Your halls are decked with tinsel and ornaments and your fridge is stocked with eggnog — and amid the holiday excitement, you haven’t looked at your bank account balance in weeks.
You’re not alone. It’s easy to get caught up in festivities and forget about budgeting. But make a few smart moves now, and you won’t be caught off guard by monetary misfortune.
Here are five money moves to add to your holiday to-do list.
1. Invest in your future self: Contribute to your 401(k).
In 2013, 42% of middle-class Americans said that it was impossible for them to pay their bills and still save for retirement, according to a Wells Fargo study. But even if you can’t get anywhere near the annual 401(k) contribution limit of $17,500, try to put aside as much money as you can, says Ken Stanley, a NerdWallet advisor from Harper Stanley Financial Services.
“If you have the opportunity to contribute to a 401(k), especially if your employer is matching the contribution, please don’t leave any money on the table,” he says.
Jonathan DeYoe, NerdWallet advisor and principal at DeYoe Wealth Management, adds that it’s important to re-evaluate spending at the end of the year and see if you can afford to contribute more.
“Your future self is really going to appreciate your current self’s savings,” he says.
2. Protect your identity online.
About 28% of shoppers say they prefer doing holiday shopping online rather than in a store to avoid crowds, according to a 2013 study by global information firm Accenture. If you’re planning to skip the long lines this month, do your best to keep your online information safe.
Avoid looking at your online bank profile or making online purchases on public Wi-Fi. If you have lots of weak or duplicate passwords, now is a good time to change those. Monitor your credit card statements closely and report fraudulent transactions as soon as possible.
3. Give to charity – the smart way.

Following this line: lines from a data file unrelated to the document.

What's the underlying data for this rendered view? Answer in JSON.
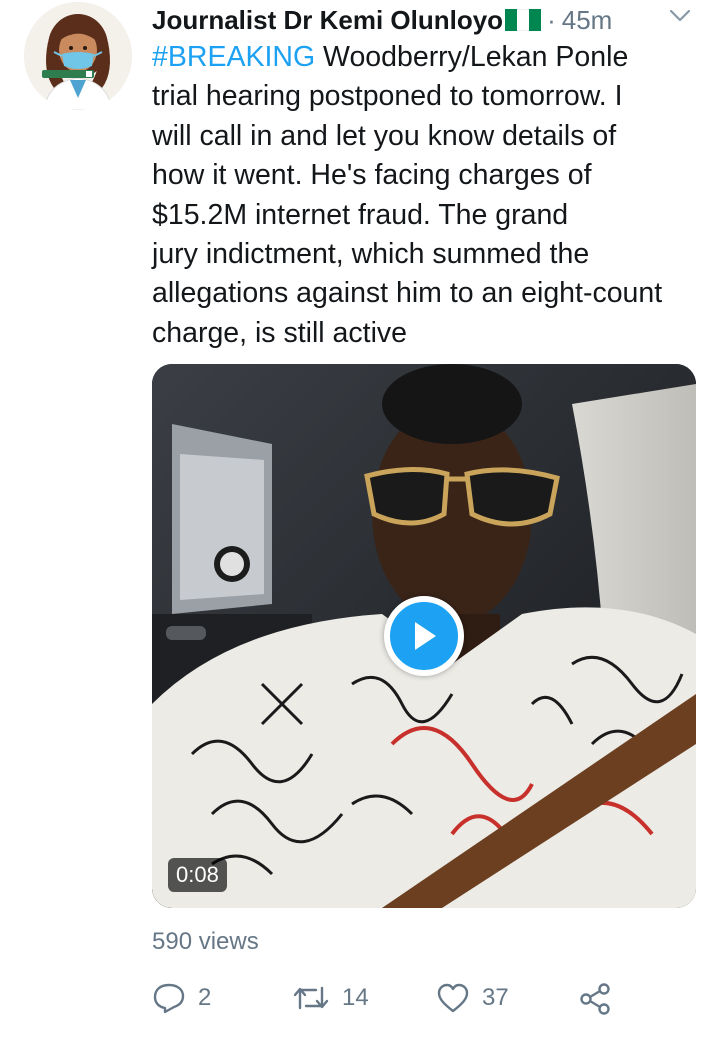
{
  "author": {
    "name": "Journalist Dr Kemi Olunloyo",
    "flag_colors": [
      "#008751",
      "#ffffff",
      "#008751"
    ],
    "timestamp": "45m",
    "separator": "·"
  },
  "tweet": {
    "hashtag": "#BREAKING",
    "lines": [
      " Woodberry/Lekan Ponle",
      "trial hearing postponed to tomorrow. I",
      "will call in and let you know details of",
      "how it went. He's facing charges of",
      "$15.2M internet fraud. The grand",
      "jury indictment, which summed the",
      "allegations against him to an eight-count",
      "charge, is still active"
    ]
  },
  "media": {
    "type": "video",
    "duration": "0:08",
    "accent_color": "#1da1f2"
  },
  "stats": {
    "views": "590 views",
    "replies": "2",
    "retweets": "14",
    "likes": "37"
  },
  "colors": {
    "text": "#14171a",
    "secondary": "#657786",
    "link": "#1da1f2"
  }
}
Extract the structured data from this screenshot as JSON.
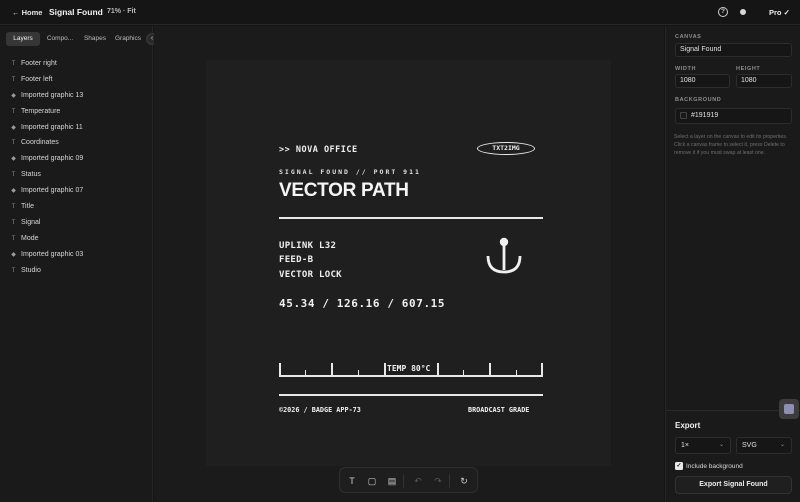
{
  "topbar": {
    "home_label": "← Home",
    "doc_title": "Signal Found",
    "zoom_label": "71% · Fit",
    "help_glyph": "?",
    "plan_label": "Pro ✓"
  },
  "left_panel": {
    "tabs": [
      {
        "label": "Layers",
        "active": true
      },
      {
        "label": "Compo...",
        "active": false
      },
      {
        "label": "Shapes",
        "active": false
      },
      {
        "label": "Graphics",
        "active": false
      }
    ],
    "collapse_glyph": "‹",
    "layers": [
      {
        "icon": "text-icon",
        "glyph": "T",
        "name": "Footer right"
      },
      {
        "icon": "text-icon",
        "glyph": "T",
        "name": "Footer left"
      },
      {
        "icon": "graphic-icon",
        "glyph": "◆",
        "name": "Imported graphic 13"
      },
      {
        "icon": "text-icon",
        "glyph": "T",
        "name": "Temperature"
      },
      {
        "icon": "graphic-icon",
        "glyph": "◆",
        "name": "Imported graphic 11"
      },
      {
        "icon": "text-icon",
        "glyph": "T",
        "name": "Coordinates"
      },
      {
        "icon": "graphic-icon",
        "glyph": "◆",
        "name": "Imported graphic 09"
      },
      {
        "icon": "text-icon",
        "glyph": "T",
        "name": "Status"
      },
      {
        "icon": "graphic-icon",
        "glyph": "◆",
        "name": "Imported graphic 07"
      },
      {
        "icon": "text-icon",
        "glyph": "T",
        "name": "Title"
      },
      {
        "icon": "text-icon",
        "glyph": "T",
        "name": "Signal"
      },
      {
        "icon": "text-icon",
        "glyph": "T",
        "name": "Mode"
      },
      {
        "icon": "graphic-icon",
        "glyph": "◆",
        "name": "Imported graphic 03"
      },
      {
        "icon": "text-icon",
        "glyph": "T",
        "name": "Studio"
      }
    ]
  },
  "artboard": {
    "office": ">> NOVA OFFICE",
    "badge": "TXT2IMG",
    "subtitle": "SIGNAL FOUND // PORT 911",
    "headline": "VECTOR PATH",
    "status_lines": [
      "UPLINK L32",
      "FEED-B",
      "VECTOR LOCK"
    ],
    "coordinates": "45.34 / 126.16 / 607.15",
    "temperature": "TEMP 80°C",
    "footer_left": "©2026 / BADGE APP-73",
    "footer_right": "BROADCAST GRADE",
    "background": "#1f1f1f",
    "ink": "#f0f0f0"
  },
  "toolbar": {
    "tools": [
      {
        "icon": "text-tool-icon",
        "glyph": "T",
        "enabled": true
      },
      {
        "icon": "rectangle-tool-icon",
        "glyph": "▢",
        "enabled": true
      },
      {
        "icon": "layout-tool-icon",
        "glyph": "▤",
        "enabled": true
      },
      {
        "icon": "undo-icon",
        "glyph": "↶",
        "enabled": false
      },
      {
        "icon": "redo-icon",
        "glyph": "↷",
        "enabled": false
      },
      {
        "icon": "reset-icon",
        "glyph": "↻",
        "enabled": true
      }
    ]
  },
  "right_panel": {
    "canvas_label": "CANVAS",
    "canvas_name": "Signal Found",
    "width_label": "WIDTH",
    "width_value": "1080",
    "height_label": "HEIGHT",
    "height_value": "1080",
    "background_label": "BACKGROUND",
    "background_value": "#191919",
    "hint": "Select a layer on the canvas to edit its properties. Click a canvas frame to select it, press Delete to remove it if you must swap at least one.",
    "export": {
      "title": "Export",
      "scale": "1×",
      "format": "SVG",
      "include_background_label": "Include background",
      "include_background": true,
      "button_label": "Export Signal Found"
    }
  }
}
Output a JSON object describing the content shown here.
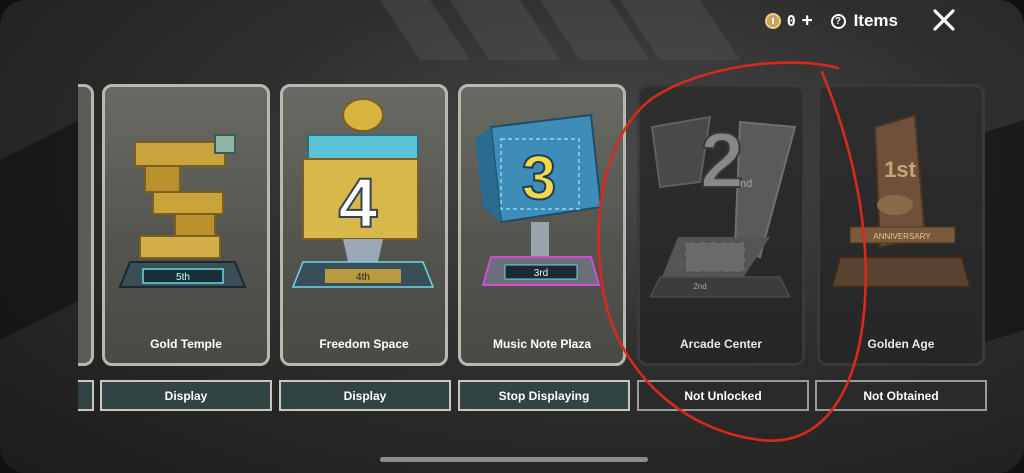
{
  "topbar": {
    "currency_value": "0",
    "currency_plus": "+",
    "items_label": "Items",
    "question_glyph": "?",
    "close_glyph": "✕"
  },
  "cards": [
    {
      "name": "Gold Temple",
      "rank_label": "5th",
      "button": "Display",
      "state": "unlocked"
    },
    {
      "name": "Freedom Space",
      "rank_label": "4th",
      "button": "Display",
      "state": "unlocked"
    },
    {
      "name": "Music Note Plaza",
      "rank_label": "3rd",
      "button": "Stop Displaying",
      "state": "displaying"
    },
    {
      "name": "Arcade Center",
      "rank_label": "2nd",
      "button": "Not Unlocked",
      "state": "locked"
    },
    {
      "name": "Golden Age",
      "rank_label": "1st",
      "button": "Not Obtained",
      "state": "locked"
    }
  ],
  "trophy_text": {
    "freedom_number": "4",
    "music_number": "3",
    "arcade_number": "2",
    "arcade_small": "nd",
    "golden_number": "1st",
    "golden_banner": "ANNIVERSARY"
  },
  "icons": {
    "currency": "coin-icon",
    "items": "question-circle-icon",
    "close": "close-icon"
  },
  "colors": {
    "button_teal": "#324344",
    "button_border": "#c8c8c0",
    "annotation_red": "#d62a1c"
  }
}
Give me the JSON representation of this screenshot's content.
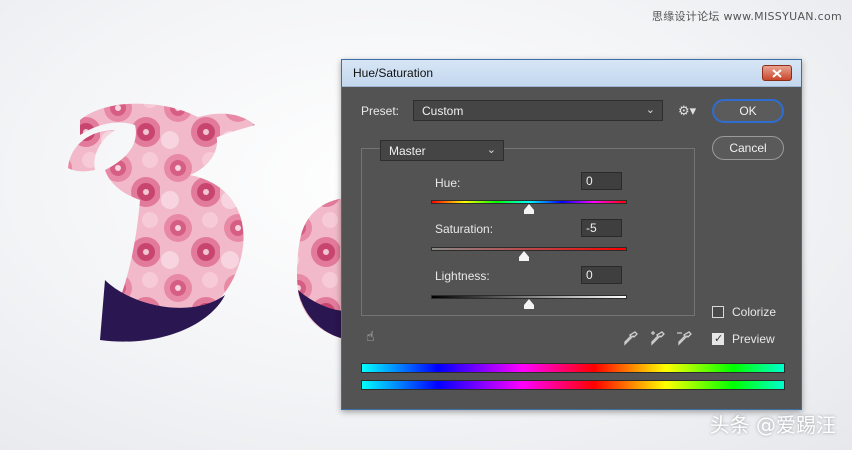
{
  "watermark": "思缘设计论坛 www.MISSYUAN.com",
  "bottom_watermark": "头条 @爱踢汪",
  "dialog": {
    "title": "Hue/Saturation",
    "preset_label": "Preset:",
    "preset_value": "Custom",
    "channel_value": "Master",
    "ok_label": "OK",
    "cancel_label": "Cancel",
    "hue": {
      "label": "Hue:",
      "value": "0",
      "level": 0.5
    },
    "saturation": {
      "label": "Saturation:",
      "value": "-5",
      "level": 0.475
    },
    "lightness": {
      "label": "Lightness:",
      "value": "0",
      "level": 0.5
    },
    "colorize": {
      "label": "Colorize",
      "checked": false
    },
    "preview": {
      "label": "Preview",
      "checked": true
    }
  },
  "colors": {
    "dialog_bg": "#535353",
    "title_bar": "#c9dbef",
    "ok_outline": "#2f6dd0",
    "text_dark_navy": "#2a1650",
    "flower_pink": "#e07a9a"
  },
  "icons": [
    "close-icon",
    "gear-icon",
    "hand-icon",
    "eyedropper-icon",
    "eyedropper-plus-icon",
    "eyedropper-minus-icon",
    "chevron-down-icon"
  ]
}
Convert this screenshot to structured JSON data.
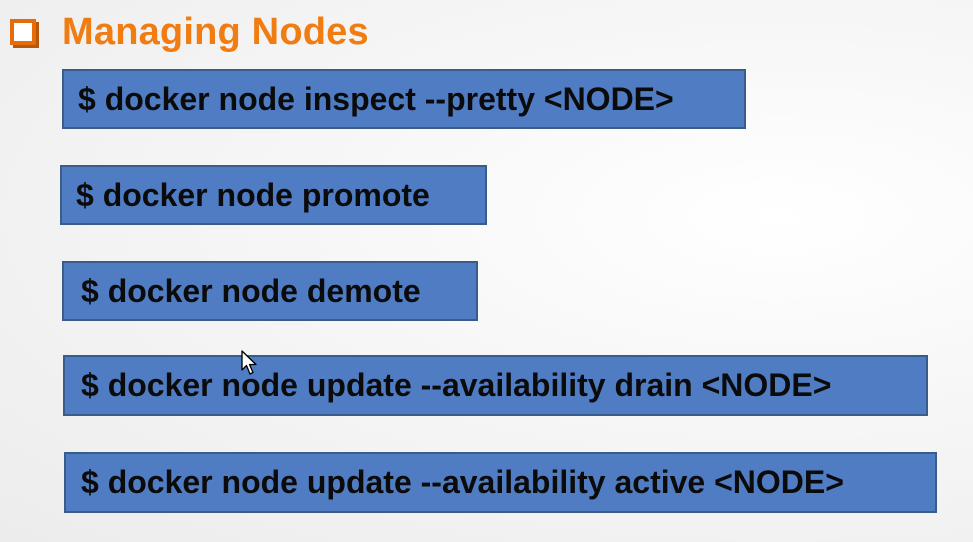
{
  "slide": {
    "title": "Managing Nodes",
    "title_color": "#f07c12",
    "bullet_icon": "checkbox-bullet-icon"
  },
  "commands": [
    "$ docker node inspect --pretty <NODE>",
    "$ docker node promote",
    "$ docker node demote",
    "$ docker node update --availability drain <NODE>",
    "$ docker node update --availability active <NODE>"
  ],
  "colors": {
    "box_fill": "#4f7cc2",
    "box_border": "#385d8a",
    "command_text": "#0b0b0b"
  },
  "cursor_icon": "mouse-pointer-icon"
}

If you have some excess income at the end of the year and you want to give back, donating before Dec. 31 can help you benefit from tax incentives.
When donating, make sure your money is going to a worthy cause. Two-thirds of Americans don’t research the organizations they contribute to, according to a 2011 study by Hope Consulting. Check the Better Business Bureau’s Wise Giving Alliance to find out more about where your money is going.
4. Start thinking about taxes.
Don’t wait until April to start thinking about taxes. For new parents or recently married couples, filing a W-4 before the holiday season could mean less tax withheld from each paycheck. That could make a big difference during the holidays, says Harry Krampf, a NerdWallet advisor and a tax expert at TaxVigilante.net.
“It’s one of those things that people have direct control over,” he says.
If you’ve seen some big changes this year, ask your employer about filling out a W-4.
5. Accidents can happen at any time – get covered.
If you don’t have health insurance through your employer, now’s the time to enroll in coverage through the Affordable Care Act. Enroll by Dec. 15 for coverage that begins Jan. 1, 2015. If you choose to forgo health insurance this year, remember that you’ll have to pay a penalty, and in 2015, that will be more costly.
Getting your financial life in order can be stressful, but once you’re done, you’ll be able to focus on what really matters. That makes all the budgeting, planning and investment worth it.
“It’s really about family coming together,” DeYoe says. “It’s about thankfulness, gratitude and really appreciating what we have.”
Feature illustration by Brian Yee